## [What this task involves]
Your answer should consist only of the records, copied exactly, with the images removed.

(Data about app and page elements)
........

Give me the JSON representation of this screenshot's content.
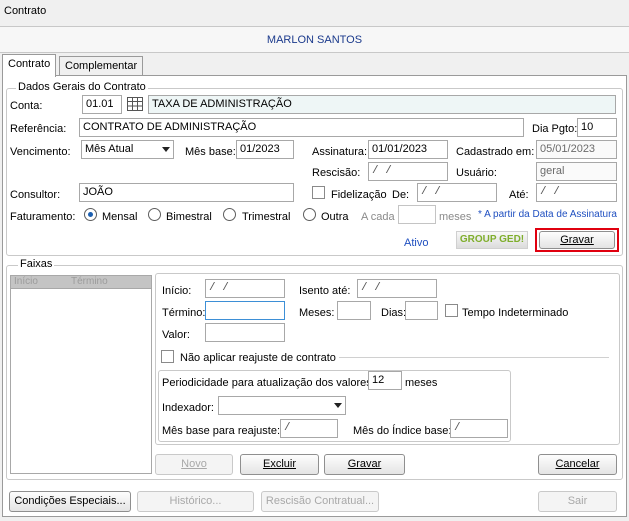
{
  "window": {
    "title": "Contrato"
  },
  "client_name": "MARLON SANTOS",
  "tabs": [
    {
      "label": "Contrato",
      "active": true
    },
    {
      "label": "Complementar",
      "active": false
    }
  ],
  "dados_gerais": {
    "title": "Dados Gerais do Contrato",
    "conta_label": "Conta:",
    "conta_code": "01.01",
    "conta_desc": "TAXA DE ADMINISTRAÇÃO",
    "referencia_label": "Referência:",
    "referencia_value": "CONTRATO DE ADMINISTRAÇÃO",
    "dia_pgto_label": "Dia Pgto:",
    "dia_pgto_value": "10",
    "vencimento_label": "Vencimento:",
    "vencimento_value": "Mês Atual",
    "mes_base_label": "Mês base:",
    "mes_base_value": "01/2023",
    "assinatura_label": "Assinatura:",
    "assinatura_value": "01/01/2023",
    "cadastrado_label": "Cadastrado em:",
    "cadastrado_value": "05/01/2023",
    "rescisao_label": "Rescisão:",
    "rescisao_value": " / /",
    "usuario_label": "Usuário:",
    "usuario_value": "geral",
    "consultor_label": "Consultor:",
    "consultor_value": "JOÃO",
    "fidelizacao_label": "Fidelização",
    "de_label": "De:",
    "de_value": " / /",
    "ate_label": "Até:",
    "ate_value": " / /",
    "faturamento_label": "Faturamento:",
    "faturamento_options": [
      "Mensal",
      "Bimestral",
      "Trimestral",
      "Outra"
    ],
    "faturamento_selected": "Mensal",
    "a_cada_label": "A cada",
    "meses_label": "meses",
    "assinatura_note": "* A partir da Data de Assinatura",
    "status": "Ativo",
    "logo_text": "GROUP GED!",
    "gravar_label": "Gravar"
  },
  "faixas": {
    "title": "Faixas",
    "list_headers": [
      "Início",
      "Término"
    ],
    "inicio_label": "Início:",
    "inicio_value": " / /",
    "isento_label": "Isento até:",
    "isento_value": " / /",
    "termino_label": "Término:",
    "meses_label": "Meses:",
    "dias_label": "Dias:",
    "tempo_label": "Tempo Indeterminado",
    "valor_label": "Valor:",
    "reajuste_label": "Não aplicar reajuste de contrato",
    "periodicidade_label": "Periodicidade para atualização dos valores:",
    "periodicidade_value": "12",
    "periodicidade_unit": "meses",
    "indexador_label": "Indexador:",
    "mes_base_reajuste_label": "Mês base para reajuste:",
    "mes_base_reajuste_value": " /",
    "mes_indice_label": "Mês do Índice base:",
    "mes_indice_value": " /",
    "buttons": {
      "novo": "Novo",
      "excluir": "Excluir",
      "gravar": "Gravar",
      "cancelar": "Cancelar"
    }
  },
  "footer": {
    "condicoes": "Condições Especiais...",
    "historico": "Histórico...",
    "rescisao": "Rescisão Contratual...",
    "sair": "Sair"
  },
  "colors": {
    "client_name": "#1b3a8c",
    "note": "#1f4fc0",
    "highlight": "#e0000f"
  }
}
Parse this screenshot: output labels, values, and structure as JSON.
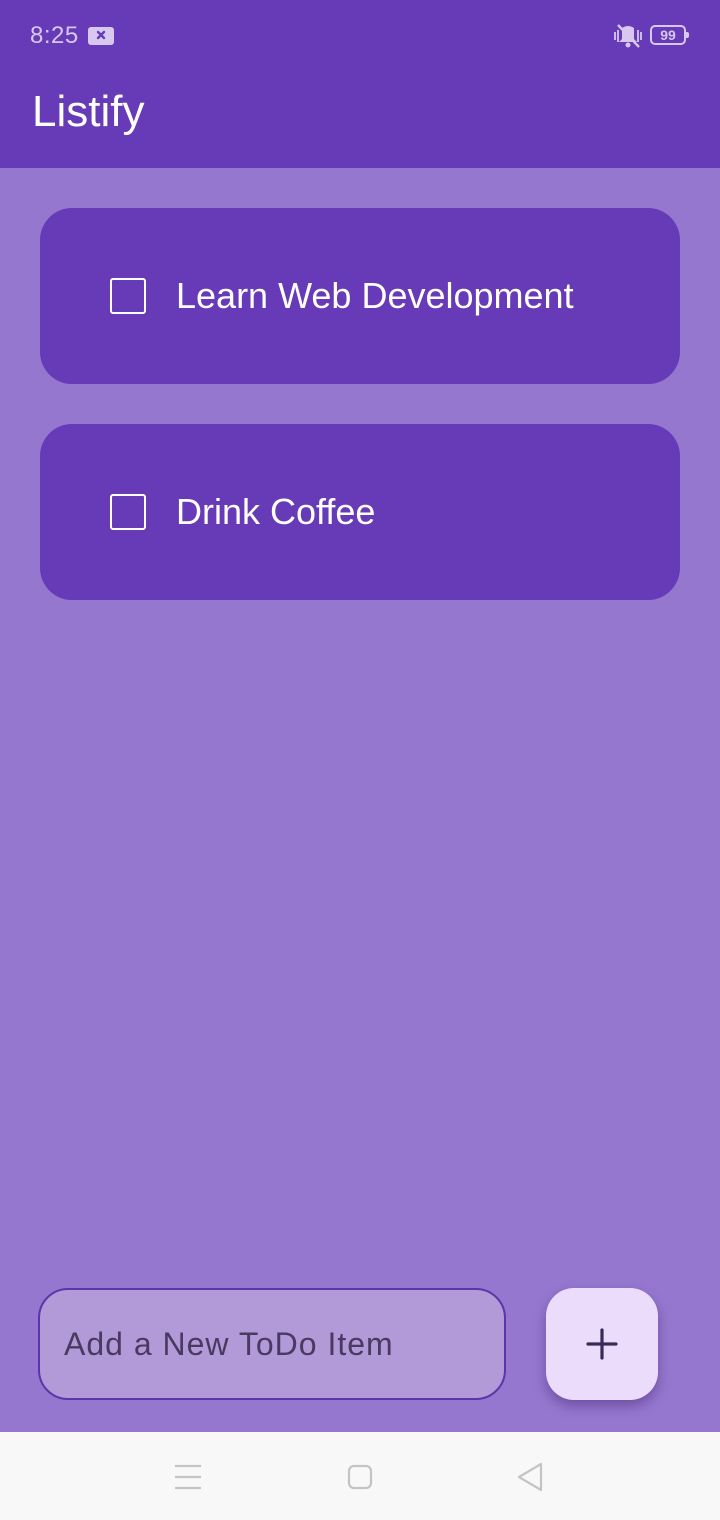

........

## [Exercise result]
Give me the JSON representation of this screenshot's content.
{
  "window": {
    "title": "Contrato"
  },
  "client_name": "MARLON SANTOS",
  "tabs": [
    {
      "label": "Contrato",
      "active": true
    },
    {
      "label": "Complementar",
      "active": false
    }
  ],
  "dados_gerais": {
    "title": "Dados Gerais do Contrato",
    "conta_label": "Conta:",
    "conta_code": "01.01",
    "conta_desc": "TAXA DE ADMINISTRAÇÃO",
    "referencia_label": "Referência:",
    "referencia_value": "CONTRATO DE ADMINISTRAÇÃO",
    "dia_pgto_label": "Dia Pgto:",
    "dia_pgto_value": "10",
    "vencimento_label": "Vencimento:",
    "vencimento_value": "Mês Atual",
    "mes_base_label": "Mês base:",
    "mes_base_value": "01/2023",
    "assinatura_label": "Assinatura:",
    "assinatura_value": "01/01/2023",
    "cadastrado_label": "Cadastrado em:",
    "cadastrado_value": "05/01/2023",
    "rescisao_label": "Rescisão:",
    "rescisao_value": " / /",
    "usuario_label": "Usuário:",
    "usuario_value": "geral",
    "consultor_label": "Consultor:",
    "consultor_value": "JOÃO",
    "fidelizacao_label": "Fidelização",
    "de_label": "De:",
    "de_value": " / /",
    "ate_label": "Até:",
    "ate_value": " / /",
    "faturamento_label": "Faturamento:",
    "faturamento_options": [
      "Mensal",
      "Bimestral",
      "Trimestral",
      "Outra"
    ],
    "faturamento_selected": "Mensal",
    "a_cada_label": "A cada",
    "meses_label": "meses",
    "assinatura_note": "* A partir da Data de Assinatura",
    "status": "Ativo",
    "logo_text": "GROUP GED!",
    "gravar_label": "Gravar"
  },
  "faixas": {
    "title": "Faixas",
    "list_headers": [
      "Início",
      "Término"
    ],
    "inicio_label": "Início:",
    "inicio_value": " / /",
    "isento_label": "Isento até:",
    "isento_value": " / /",
    "termino_label": "Término:",
    "meses_label": "Meses:",
    "dias_label": "Dias:",
    "tempo_label": "Tempo Indeterminado",
    "valor_label": "Valor:",
    "reajuste_label": "Não aplicar reajuste de contrato",
    "periodicidade_label": "Periodicidade para atualização dos valores:",
    "periodicidade_value": "12",
    "periodicidade_unit": "meses",
    "indexador_label": "Indexador:",
    "mes_base_reajuste_label": "Mês base para reajuste:",
    "mes_base_reajuste_value": " /",
    "mes_indice_label": "Mês do Índice base:",
    "mes_indice_value": " /",
    "buttons": {
      "novo": "Novo",
      "excluir": "Excluir",
      "gravar": "Gravar",
      "cancelar": "Cancelar"
    }
  },
  "footer": {
    "condicoes": "Condições Especiais...",
    "historico": "Histórico...",
    "rescisao": "Rescisão Contratual...",
    "sair": "Sair"
  },
  "colors": {
    "client_name": "#1b3a8c",
    "note": "#1f4fc0",
    "highlight": "#e0000f"
  }
}
Parse this screenshot: output labels, values, and structure as JSON.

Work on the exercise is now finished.